I greatly appreciate each and every one of them and all their outstanding efforts. If I have disappointed any of them in this decision, I sincerely regret it.
A candidate for president today is embracing a ten-year commitment to an all-consuming effort, to the virtual exclusion of all else.
His (or her) supporters expect and deserve no less than absolute fire in the belly from their candidate.
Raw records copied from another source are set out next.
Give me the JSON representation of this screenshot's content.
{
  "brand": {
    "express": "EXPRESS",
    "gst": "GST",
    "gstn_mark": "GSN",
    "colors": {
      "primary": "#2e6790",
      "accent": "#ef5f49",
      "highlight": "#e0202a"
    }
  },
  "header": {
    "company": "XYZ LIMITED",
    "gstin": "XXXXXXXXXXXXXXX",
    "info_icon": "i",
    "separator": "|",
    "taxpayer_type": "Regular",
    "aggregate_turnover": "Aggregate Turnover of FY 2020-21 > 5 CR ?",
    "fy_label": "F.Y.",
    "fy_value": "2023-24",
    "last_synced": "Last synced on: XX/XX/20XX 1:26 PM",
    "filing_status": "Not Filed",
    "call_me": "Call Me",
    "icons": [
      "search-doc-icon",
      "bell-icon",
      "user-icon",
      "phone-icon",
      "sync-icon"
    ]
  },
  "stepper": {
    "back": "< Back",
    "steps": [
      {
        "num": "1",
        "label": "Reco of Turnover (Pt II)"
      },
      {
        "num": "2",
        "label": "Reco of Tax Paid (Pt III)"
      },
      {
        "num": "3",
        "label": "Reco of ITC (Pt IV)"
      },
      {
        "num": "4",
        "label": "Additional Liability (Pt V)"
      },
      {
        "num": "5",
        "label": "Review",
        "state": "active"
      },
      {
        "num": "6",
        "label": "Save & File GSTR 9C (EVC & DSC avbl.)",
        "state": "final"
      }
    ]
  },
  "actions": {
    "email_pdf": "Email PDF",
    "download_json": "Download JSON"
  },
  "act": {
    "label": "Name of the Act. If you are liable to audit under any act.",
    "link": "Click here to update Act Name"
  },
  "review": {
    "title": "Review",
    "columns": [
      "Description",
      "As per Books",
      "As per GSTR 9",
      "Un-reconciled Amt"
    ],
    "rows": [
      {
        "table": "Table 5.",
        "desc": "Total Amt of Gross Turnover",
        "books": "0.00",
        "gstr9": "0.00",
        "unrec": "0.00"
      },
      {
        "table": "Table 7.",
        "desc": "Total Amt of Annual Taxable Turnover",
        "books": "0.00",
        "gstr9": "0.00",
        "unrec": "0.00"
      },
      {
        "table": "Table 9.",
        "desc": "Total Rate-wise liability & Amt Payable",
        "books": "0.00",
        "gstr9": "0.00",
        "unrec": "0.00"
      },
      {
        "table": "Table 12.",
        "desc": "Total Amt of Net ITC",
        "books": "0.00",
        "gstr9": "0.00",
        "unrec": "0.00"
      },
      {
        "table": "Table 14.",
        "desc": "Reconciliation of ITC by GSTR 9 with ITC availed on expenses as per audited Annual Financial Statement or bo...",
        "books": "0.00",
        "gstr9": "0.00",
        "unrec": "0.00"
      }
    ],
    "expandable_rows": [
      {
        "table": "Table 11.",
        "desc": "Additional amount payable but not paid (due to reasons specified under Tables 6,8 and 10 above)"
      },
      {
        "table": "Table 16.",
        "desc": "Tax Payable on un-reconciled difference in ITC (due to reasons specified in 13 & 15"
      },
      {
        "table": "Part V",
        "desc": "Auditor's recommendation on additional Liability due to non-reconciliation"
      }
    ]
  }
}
I cannot offer that with certainty, and total certainty is required.
This decision means I will continue my job as Governor Mississippi, my role in the Republican Governors Association and my efforts to elect a new Republican president in 2012, as the stakes for the nation require that effort to be successful."
A few things.
1. A lot of people tended to treat him as a serious candidate just because they knew he was a serious person, strategist, and smart guy.
But his lobbying past would've really hurt, even though he tried turning it into a strength by playing up the possibility of being a "lobbyist-in-chief". Actually, that was probably the smartest way of dressing it up, but it still looked like Hedo Turkoglu.
2. Barbour and Mitch Daniels are enormously close. One month ago, the CW was that Barbour would run and Mitch wouldn't.
But now, the path is open for Daniels to fight for the nomination without having to fight his friend. So, "frenemies" is out!
3. Look at Barbour questioning the fire in his belly. Believable? Yes, no?
Interestingly enough, he had said a few things the past month that indicated he was thinking a lot about the strain of a run, and his wife said the prospect of it horrified her.
Having said that, he probably was also looking at the possibility of a win, which seemed remote. Huckabee, for example, fared better than Barbour against Barack Obama in Mississippi -- a place where name ID would be eliminated in current polling.
Then there's the fact he just wasn't connecting with southern voters.
4. This means John Kasich's endorsement is up-for-grabs.
5. Most interesting question going forward. How does Barbour reposition himself, ideologically?
He'd jumped back and forth a number of times on Mitch Daniels' call for a truce, and people who've been following him tend to think that, while socially-conservative, his real goal is building the party; not promoting a strict ideology.
Also, he's delivered some of the sharpest attacks on RomneyCare. Will he start softening his rhetoric toward the Republican front-runner?